Having held the post of Orchestra Director since 1st January, Adrian Jones has already made himself at home in his office on Charlottenstraße. Hailing from Britain, Jones has long been active in the Berlin art scene, first as a cello player, then in management and now in a key position at the Rundfunk-Sinfonieorchester Berlin. And he’s not the only newbie at the RSB; newly appointed Principal Conductor for the coming season is Vladimir Jurowski, who is already busy in his role as designated Artistic Director. Correct, Mr Jones?


Exactly right! Vladimir Jurowski is conducting three concert programmes this season, the next one on 24th and 25th March. Before that he guested at the RSB three or four times. The chemistry was there from the word ‘go’ and that’s not something you can take for granted. You can really hear it, for instance, in the “Thus spake Zarathustra” recording being released in the autumn or on our recording of Schnittke’s Symphony No.3. You realise at once that he can open people’s eyes and ears to the complexity of the music, making it graspable not just to the audience but also to the musicians during rehearsals.

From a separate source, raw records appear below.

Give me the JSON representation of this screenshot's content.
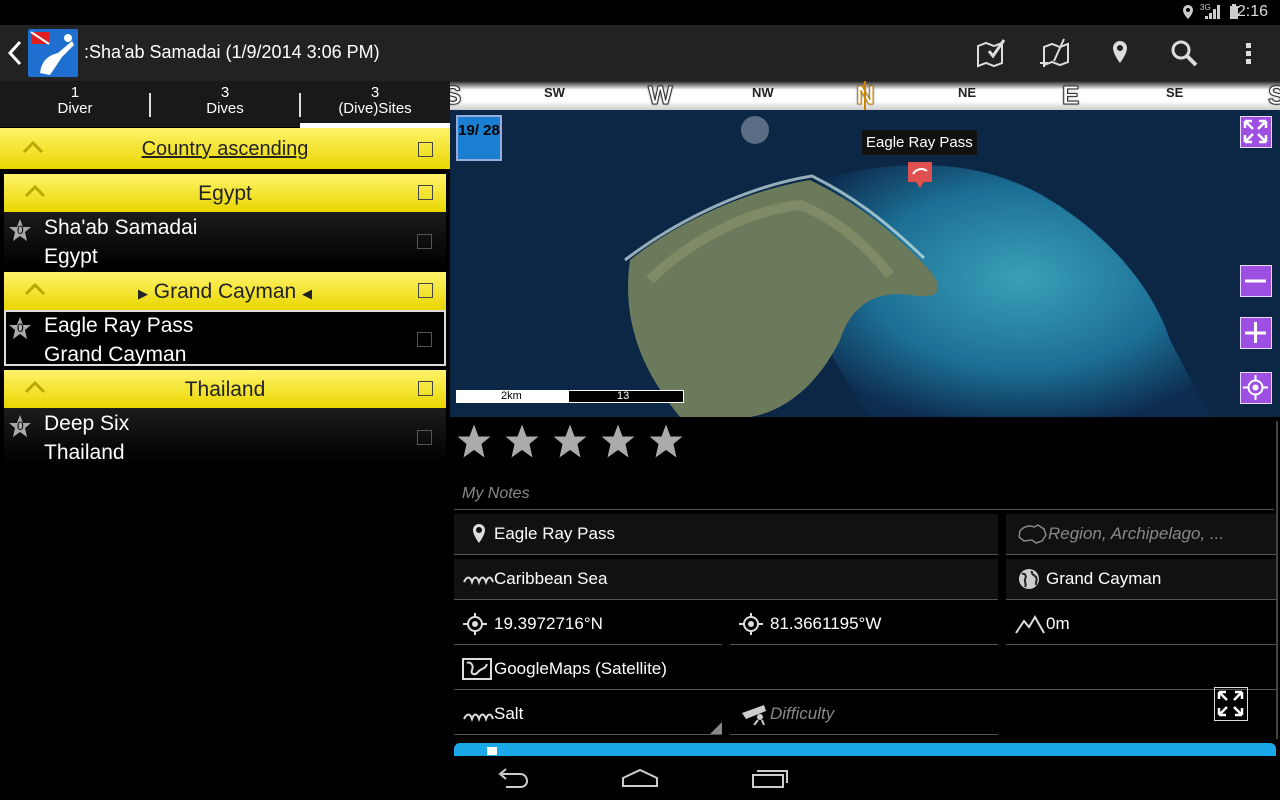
{
  "status_bar": {
    "time": "2:16",
    "network": "3G"
  },
  "action_bar": {
    "title": ":Sha'ab Samadai (1/9/2014 3:06 PM)",
    "actions": [
      "map-check-icon",
      "add-site-icon",
      "location-pin-icon",
      "search-icon",
      "overflow-menu-icon"
    ]
  },
  "tabs": [
    {
      "count": "1",
      "label": "Diver"
    },
    {
      "count": "3",
      "label": "Dives"
    },
    {
      "count": "3",
      "label": "(Dive)Sites"
    }
  ],
  "list": {
    "sort_header": "Country ascending",
    "groups": [
      {
        "label": "Egypt",
        "items": [
          {
            "title": "Sha'ab Samadai",
            "subtitle": "Egypt",
            "rating": "0"
          }
        ]
      },
      {
        "label": "Grand Cayman",
        "items": [
          {
            "title": "Eagle Ray Pass",
            "subtitle": "Grand Cayman",
            "rating": "0"
          }
        ]
      },
      {
        "label": "Thailand",
        "items": [
          {
            "title": "Deep Six",
            "subtitle": "Thailand",
            "rating": "0"
          }
        ]
      }
    ],
    "colors": {
      "group_bg": "#fff36a",
      "group_text": "#222222"
    }
  },
  "compass": {
    "directions": [
      "S",
      "SW",
      "W",
      "NW",
      "N",
      "NE",
      "E",
      "SE",
      "S"
    ]
  },
  "map": {
    "marker_label": "Eagle Ray Pass",
    "badge": "19/ 28",
    "scale_left": "2km",
    "scale_right": "13",
    "accent": "#9c4fe0"
  },
  "details": {
    "rating_stars": 5,
    "notes_placeholder": "My Notes",
    "site_name": "Eagle Ray Pass",
    "region_placeholder": "Region, Archipelago, ...",
    "water_body": "Caribbean Sea",
    "country": "Grand Cayman",
    "latitude": "19.3972716°N",
    "longitude": "81.3661195°W",
    "altitude": "0m",
    "map_type": "GoogleMaps (Satellite)",
    "water_type": "Salt",
    "difficulty_placeholder": "Difficulty",
    "accent": "#1aa8e8"
  },
  "navbar": [
    "back-icon",
    "home-icon",
    "recent-apps-icon"
  ]
}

That’s a hugely important skill when we’re dealing with works like that, which still tend to perplex people. Are the two of you hoping to focus on them more in the future?


Oh yes! Vladimir Jurowski is prepared to fully familiarise audiences with the works of the repertoire. He takes the stage and speaks very eloquently about the most complex of works. He has a delightful way with his audience, and it’s wonderful to experience. Which is why, together, we come up with concert formats that enable him to have direct contact with the audience. But I don’t want to give too much away.


Obviously not. But am I not right in saying that in March we’ll already be getting a taste of Vladimir Jurowski’s ability to make contemporary pieces comprehensible within the context of classical repertoire?


The March concert is a good example of his approach; it’s actually a perfect window on how he thinks. The modern element in the programme is Arvo Pärt’s 4th Symphony, subtitled “Los Angeles”. It was commissioned by Esa Pekka Salonen and the Los Angeles Philharmonic, received its world premiere there in 2009 and is dedicated to the Russian oligarch and dissident, Mikhail Khodorkovsky. Without actually wanting to be political, Vladimir Jurowski has a way of seizing on certain subjects. He likes it when the programme has a combination of works that force people to think.


The work is rooted in Mozart: first there’s the Moorish funeral music and then the requiem.


Yes, and it’s precisely that kind of combination that’s exciting for the audience, too. There’s something that they already know and then there’s something else that’s not only new but also being presented perfectly. One of our jobs as a radio orchestra is to play rare material and commissioned works - and in Vladimir Jurowski we’ve found the ideal partner. The RSB will be doing a lot more work of this kind with him, and it’s something we all look forward to!


Interview: Renske Steen

(c) AndreasTobias